Golding Dowsing


The Proof of the Dowsing's in the Drilling - Aaron Bray, Dowser and Driller

The better the weather the lower the turnout! Saturday 22nd May was glorious and our numbers suffered accordingly. It was a shame in a way because our speaker, Aaron Bray, a Cornishman who had escaped to Devon, was very interesting.

Aaron started life as a quarry engineer, with his brother inherited his fatherís rock drilling company, bought out the competition and a couple more drilling rigs, and now has 32 employees. He is one of the few drillers who is a dowser himself.

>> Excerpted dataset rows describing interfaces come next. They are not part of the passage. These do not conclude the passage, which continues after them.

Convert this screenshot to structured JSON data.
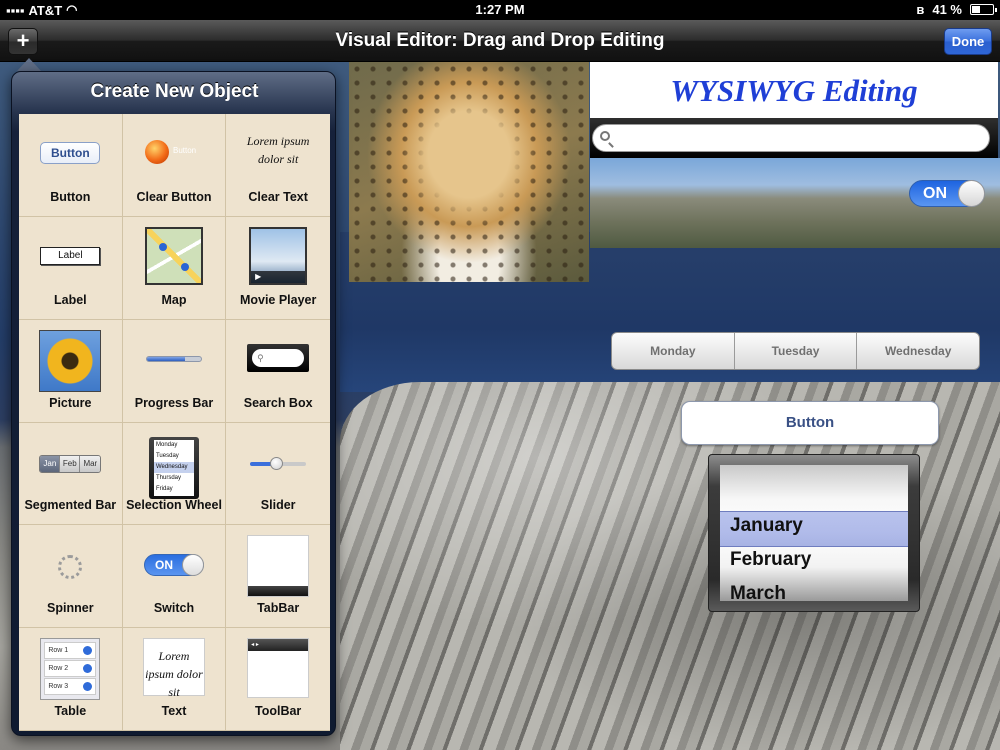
{
  "status_bar": {
    "carrier": "AT&T",
    "time": "1:27 PM",
    "battery": "41 %",
    "battery_level": 0.41
  },
  "nav": {
    "title": "Visual Editor: Drag and Drop Editing",
    "add_label": "+",
    "done_label": "Done"
  },
  "popover": {
    "title": "Create New Object",
    "items": [
      {
        "label": "Button",
        "preview_text": "Button"
      },
      {
        "label": "Clear Button",
        "preview_text": "Button"
      },
      {
        "label": "Clear Text",
        "preview_text": "Lorem ipsum dolor sit"
      },
      {
        "label": "Label",
        "preview_text": "Label"
      },
      {
        "label": "Map"
      },
      {
        "label": "Movie Player"
      },
      {
        "label": "Picture"
      },
      {
        "label": "Progress Bar",
        "progress": 0.7
      },
      {
        "label": "Search Box"
      },
      {
        "label": "Segmented Bar",
        "segments": [
          "Jan",
          "Feb",
          "Mar"
        ]
      },
      {
        "label": "Selection Wheel",
        "rows": [
          "Monday",
          "Tuesday",
          "Wednesday",
          "Thursday",
          "Friday"
        ]
      },
      {
        "label": "Slider",
        "value": 0.45
      },
      {
        "label": "Spinner"
      },
      {
        "label": "Switch",
        "preview_text": "ON"
      },
      {
        "label": "TabBar"
      },
      {
        "label": "Table",
        "rows": [
          "Row 1",
          "Row 2",
          "Row 3"
        ]
      },
      {
        "label": "Text",
        "preview_text": "Lorem ipsum dolor sit"
      },
      {
        "label": "ToolBar"
      }
    ]
  },
  "canvas": {
    "title_text": "WYSIWYG Editing",
    "search_placeholder": "",
    "switch_label": "ON",
    "segments": [
      "Monday",
      "Tuesday",
      "Wednesday"
    ],
    "button_label": "Button",
    "wheel_items": [
      "January",
      "February",
      "March"
    ]
  },
  "colors": {
    "accent": "#2a64d4",
    "title_blue": "#1f3fd6",
    "popover_bg": "#eee3cf"
  }
}
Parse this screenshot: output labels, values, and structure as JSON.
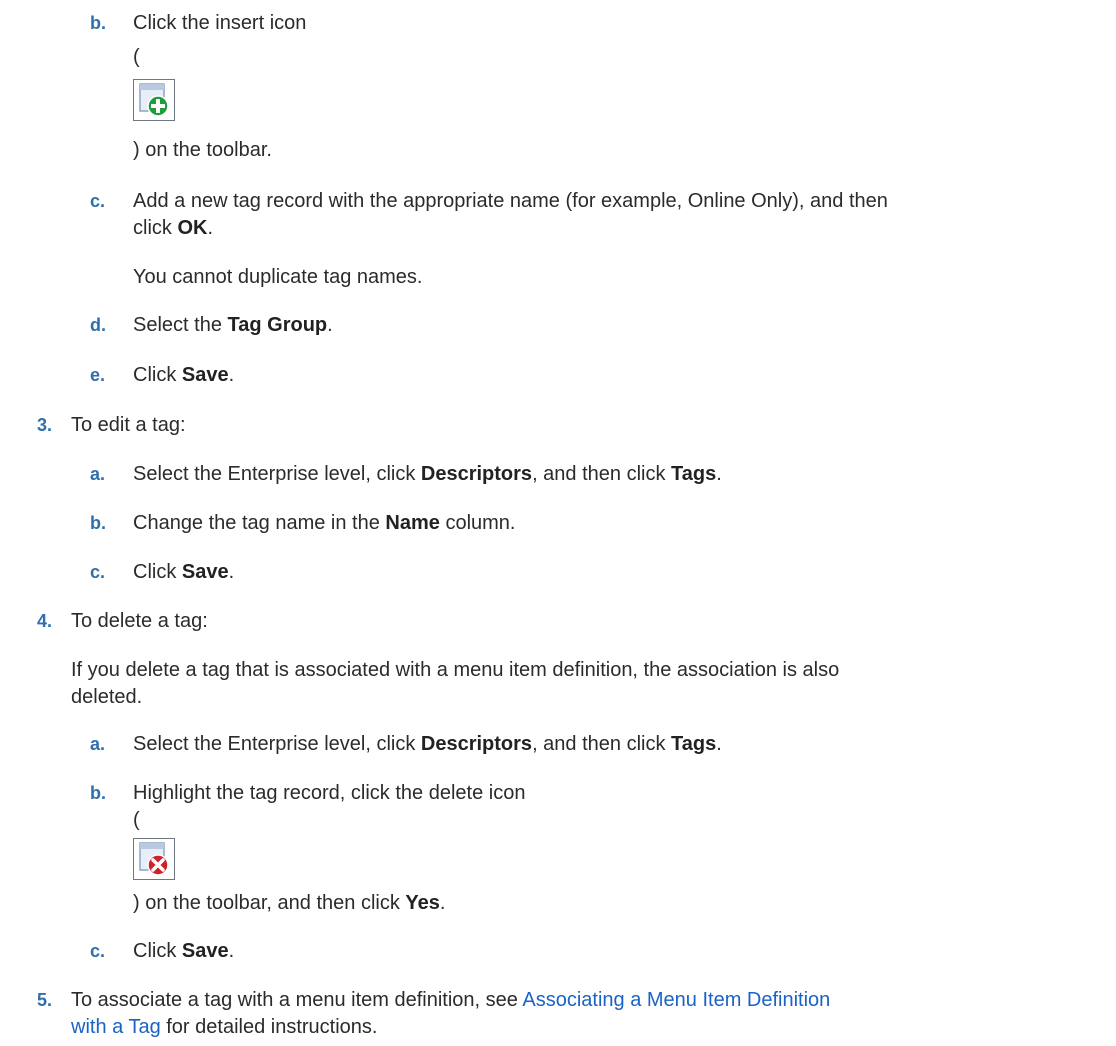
{
  "steps": {
    "b1": {
      "label": "b.",
      "text": "Click the insert icon",
      "open_paren": "(",
      "tail": ") on the toolbar."
    },
    "c1": {
      "label": "c.",
      "text_pre": "Add a new tag record with the appropriate name (for example, Online Only), and then",
      "line2_pre": "click ",
      "bold": "OK",
      "line2_post": "."
    },
    "note1": "You cannot duplicate tag names.",
    "d1": {
      "label": "d.",
      "pre": "Select the ",
      "bold": "Tag Group",
      "post": "."
    },
    "e1": {
      "label": "e.",
      "pre": "Click ",
      "bold": "Save",
      "post": "."
    },
    "s3": {
      "label": "3.",
      "text": "To edit a tag:"
    },
    "s3a": {
      "label": "a.",
      "pre": "Select the Enterprise level, click ",
      "bold1": "Descriptors",
      "mid": ", and then click ",
      "bold2": "Tags",
      "post": "."
    },
    "s3b": {
      "label": "b.",
      "pre": "Change the tag name in the ",
      "bold": "Name",
      "post": " column."
    },
    "s3c": {
      "label": "c.",
      "pre": "Click ",
      "bold": "Save",
      "post": "."
    },
    "s4": {
      "label": "4.",
      "text": "To delete a tag:"
    },
    "s4note": {
      "line1": "If you delete a tag that is associated with a menu item definition, the association is also",
      "line2": "deleted."
    },
    "s4a": {
      "label": "a.",
      "pre": "Select the Enterprise level, click ",
      "bold1": "Descriptors",
      "mid": ", and then click ",
      "bold2": "Tags",
      "post": "."
    },
    "s4b": {
      "label": "b.",
      "text": "Highlight the tag record, click the delete icon",
      "open_paren": "(",
      "tail_pre": ") on the toolbar, and then click ",
      "bold": "Yes",
      "tail_post": "."
    },
    "s4c": {
      "label": "c.",
      "pre": "Click ",
      "bold": "Save",
      "post": "."
    },
    "s5": {
      "label": "5.",
      "pre": "To associate a tag with a menu item definition, see ",
      "link_line1": "Associating a Menu Item Definition",
      "link_line2": "with a Tag",
      "post": " for detailed instructions."
    }
  },
  "icons": {
    "insert": "insert-icon",
    "delete": "delete-icon"
  },
  "colors": {
    "step_number": "#2f6fad",
    "link": "#1a63c6",
    "text": "#2b2b2b"
  }
}
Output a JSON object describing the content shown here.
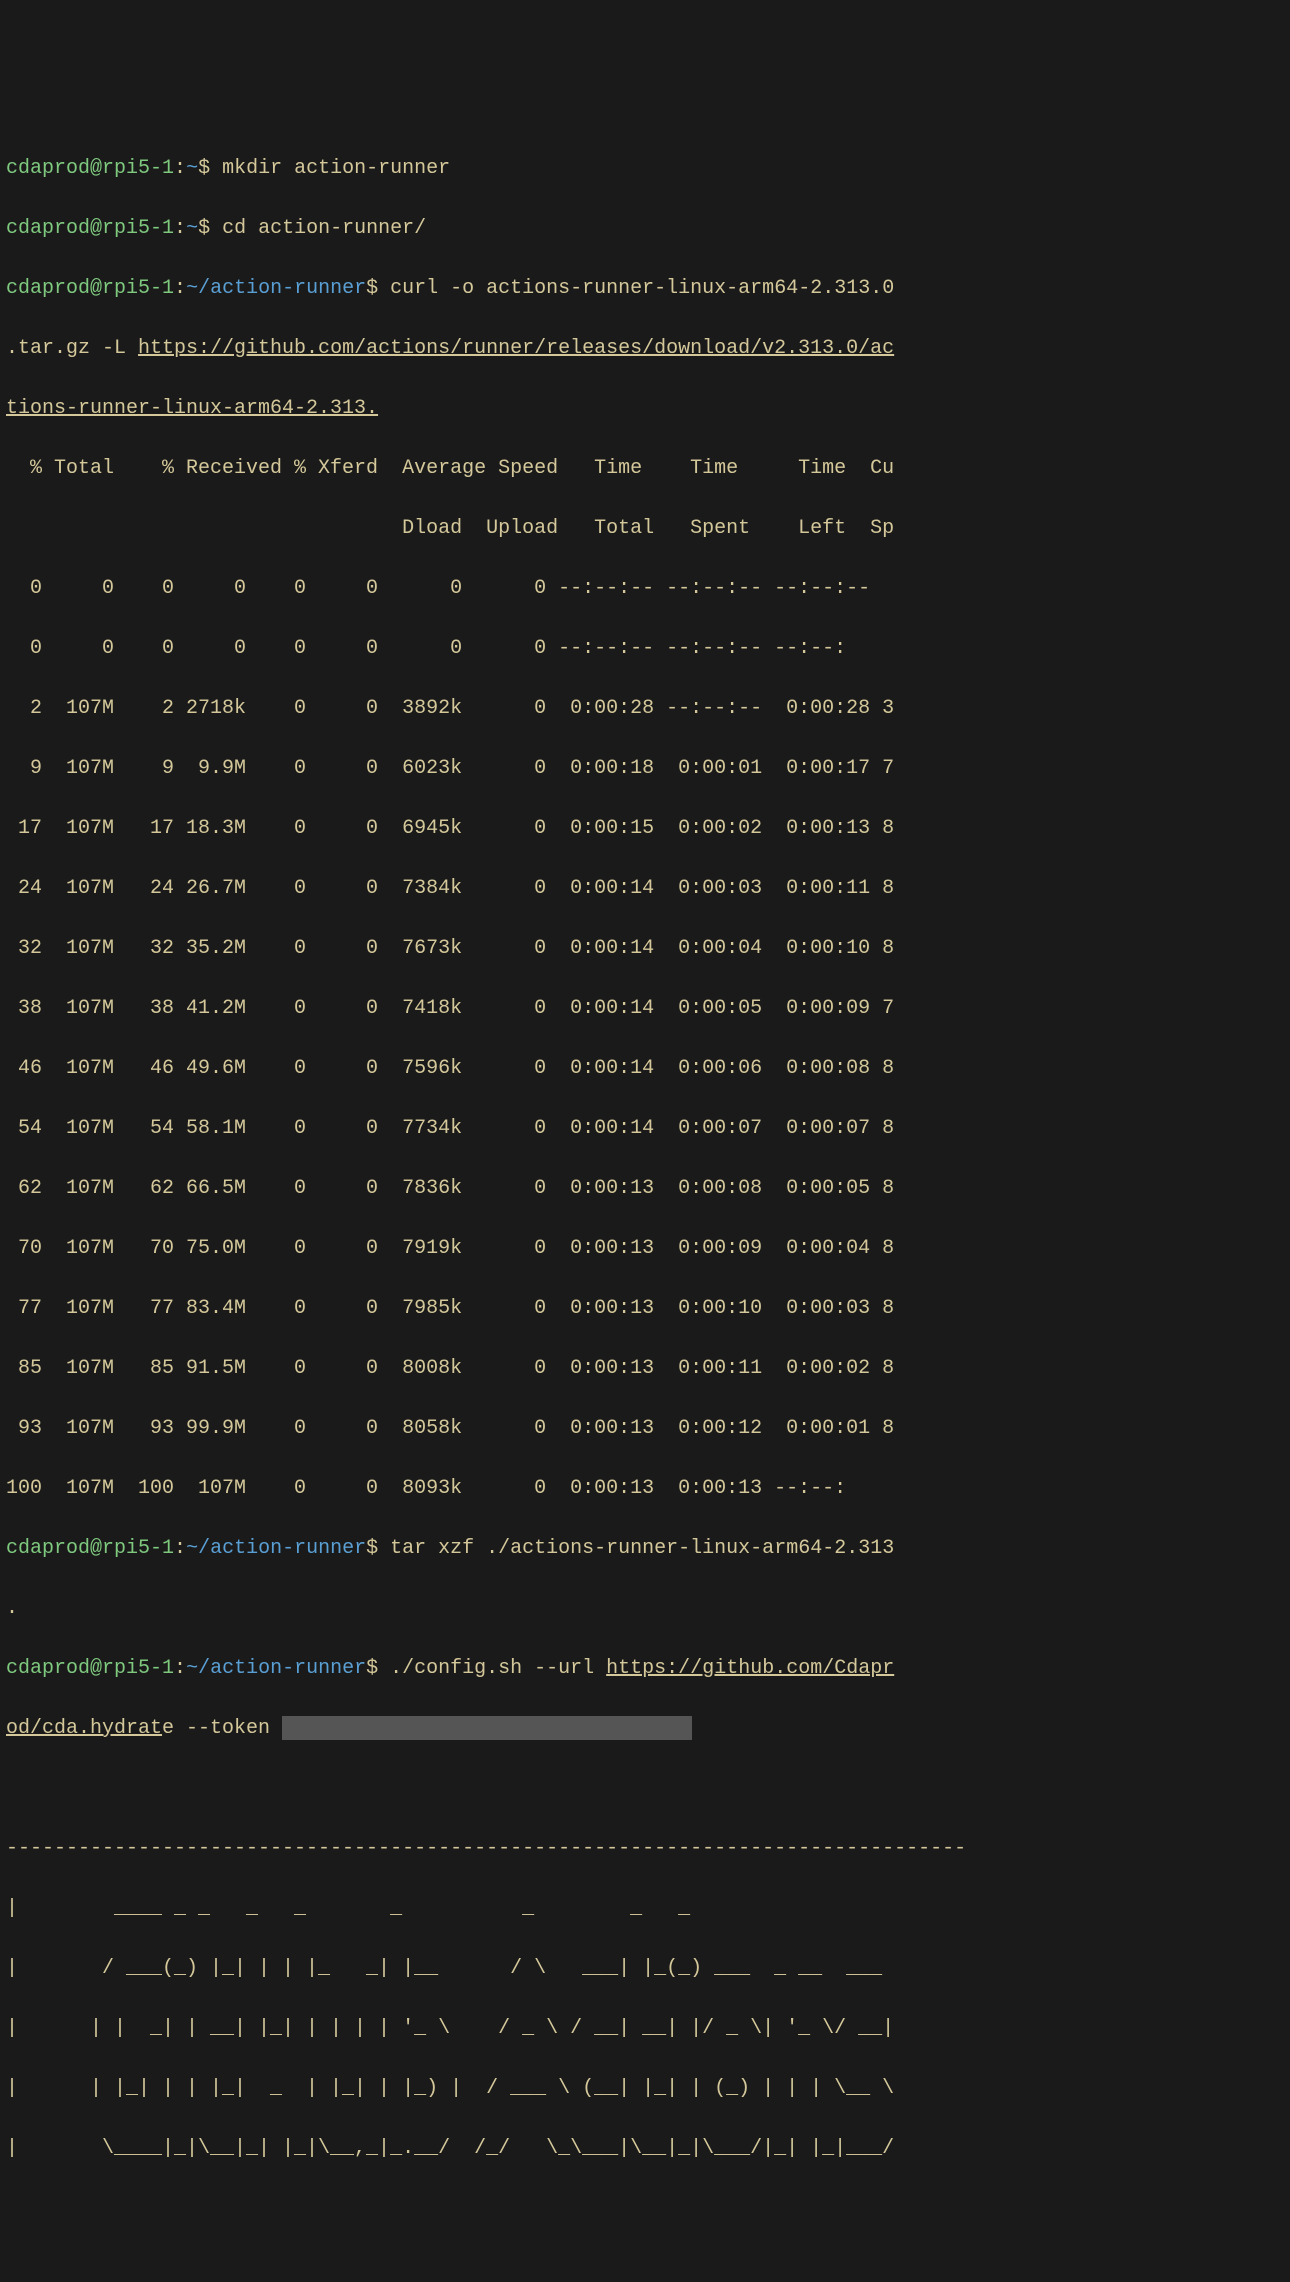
{
  "user": "cdaprod",
  "host": "rpi5-1",
  "prompts": {
    "home": "~",
    "runner_dir": "~/action-runner",
    "dollar": "$"
  },
  "commands": {
    "mkdir": "mkdir action-runner",
    "cd": "cd action-runner/",
    "curl_pre": "curl -o actions-runner-linux-arm64-2.313.0",
    "curl_line2a": ".tar.gz -L ",
    "curl_url_part1": "https://github.com/actions/runner/releases/download/v2.313.0/ac",
    "curl_url_part2": "tions-runner-linux-arm64-2.313.",
    "tar": "tar xzf ./actions-runner-linux-arm64-2.313",
    "tar_dot": ".",
    "config_pre": "./config.sh --url ",
    "config_url": "https://github.com/Cdapr",
    "config_url2": "od/cda.hydrat",
    "config_after": "e --token "
  },
  "curl_header1": "  % Total    % Received % Xferd  Average Speed   Time    Time     Time  Cu",
  "curl_header2": "                                 Dload  Upload   Total   Spent    Left  Sp",
  "rows": [
    "  0     0    0     0    0     0      0      0 --:--:-- --:--:-- --:--:--",
    "  0     0    0     0    0     0      0      0 --:--:-- --:--:-- --:--:",
    "  2  107M    2 2718k    0     0  3892k      0  0:00:28 --:--:--  0:00:28 3",
    "  9  107M    9  9.9M    0     0  6023k      0  0:00:18  0:00:01  0:00:17 7",
    " 17  107M   17 18.3M    0     0  6945k      0  0:00:15  0:00:02  0:00:13 8",
    " 24  107M   24 26.7M    0     0  7384k      0  0:00:14  0:00:03  0:00:11 8",
    " 32  107M   32 35.2M    0     0  7673k      0  0:00:14  0:00:04  0:00:10 8",
    " 38  107M   38 41.2M    0     0  7418k      0  0:00:14  0:00:05  0:00:09 7",
    " 46  107M   46 49.6M    0     0  7596k      0  0:00:14  0:00:06  0:00:08 8",
    " 54  107M   54 58.1M    0     0  7734k      0  0:00:14  0:00:07  0:00:07 8",
    " 62  107M   62 66.5M    0     0  7836k      0  0:00:13  0:00:08  0:00:05 8",
    " 70  107M   70 75.0M    0     0  7919k      0  0:00:13  0:00:09  0:00:04 8",
    " 77  107M   77 83.4M    0     0  7985k      0  0:00:13  0:00:10  0:00:03 8",
    " 85  107M   85 91.5M    0     0  8008k      0  0:00:13  0:00:11  0:00:02 8",
    " 93  107M   93 99.9M    0     0  8058k      0  0:00:13  0:00:12  0:00:01 8",
    "100  107M  100  107M    0     0  8093k      0  0:00:13  0:00:13 --:--:"
  ],
  "ascii_art": [
    "--------------------------------------------------------------------------------",
    "|        ____ _ _   _   _       _          _        _   _                      ",
    "|       / ___(_) |_| | | |_   _| |__      / \\   ___| |_(_) ___  _ __  ___      ",
    "|      | |  _| | __| |_| | | | | '_ \\    / _ \\ / __| __| |/ _ \\| '_ \\/ __|     ",
    "|      | |_| | | |_|  _  | |_| | |_) |  / ___ \\ (__| |_| | (_) | | | \\__ \\     ",
    "|       \\____|_|\\__|_| |_|\\__,_|_.__/  /_/   \\_\\___|\\__|_|\\___/|_| |_|___/     "
  ]
}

As dowsers, with a Chairman who still goes out to farmers, smallholders, garden centres, etc., to find the best spot for them to find an independent supply of water, it was fascinating to hear what happens after weíve said, "OK, sink your bore hole HERE!"

Aaron drills all over the country, and knows the geology of the southwest, the Channel Islands and Scotland like the back of his hand. In the southwest itís mostly hard rock, so he uses a 6-inch air rotary hammer drill, which pulps the rock as it sinks through it, and is pumped out by air.

When you hit water, it can be quite spectacular, since it is usually under pressure, and release can bring fountains 10 or 20 feet high. Then you have to dash for cover. Eventually it eases up and you can sink your 4-inch lining and your one-metre long, three-inch diameter pump.

Before he gets that far, however, Aaron has to consider such variables as site access, weight and height restrictions, buildings, foundations, nearby burial sites, even hedges, which can be ancient, and the neighbours, who are sensitive to noise. Undergound pollution is a major consideration, as run off from pig sties, cowsheds and even the local graveyard, can affect the quality of the water.

Aaronís other preoccupation is, of course, cost. Insurance alone is £20,000 a year, plus labour, transporting the rig on a low loader, and massive amounts of diesel, all add up. His services can cost from £2,500 to £6,000 and in some cases £10,000, depending on depth. "The deepest Iíve drilled," said Aaron, "is 210 metres." Once the bore hole is finished, water often needs to be filtered, treated and stored. Depending on your source, you can expect between 2 and 60 gallons per minute.

At the end of the day though, however deep you drill, and regardless of cost, it is a fact that you can only take what water is there. So it is vitally important to find the right site to start with and Aaron is always worried until he gets that final confirmation that yes, theyíve found water. Afterwards, we went to the fields across the road to practice water divining using the methods Aaron had described during his talk.

     Share this page with friends on facebook

Aaron Bray drilling "'andsome amount of water there boy!"

Aaron Bray, Peter Golding and Barry Goldring Speaker Aaron Bray (left), Chairman Peter Golding (centre) and Barry Goldring (right) practice water divining methods in Slimbridge Cemetery field.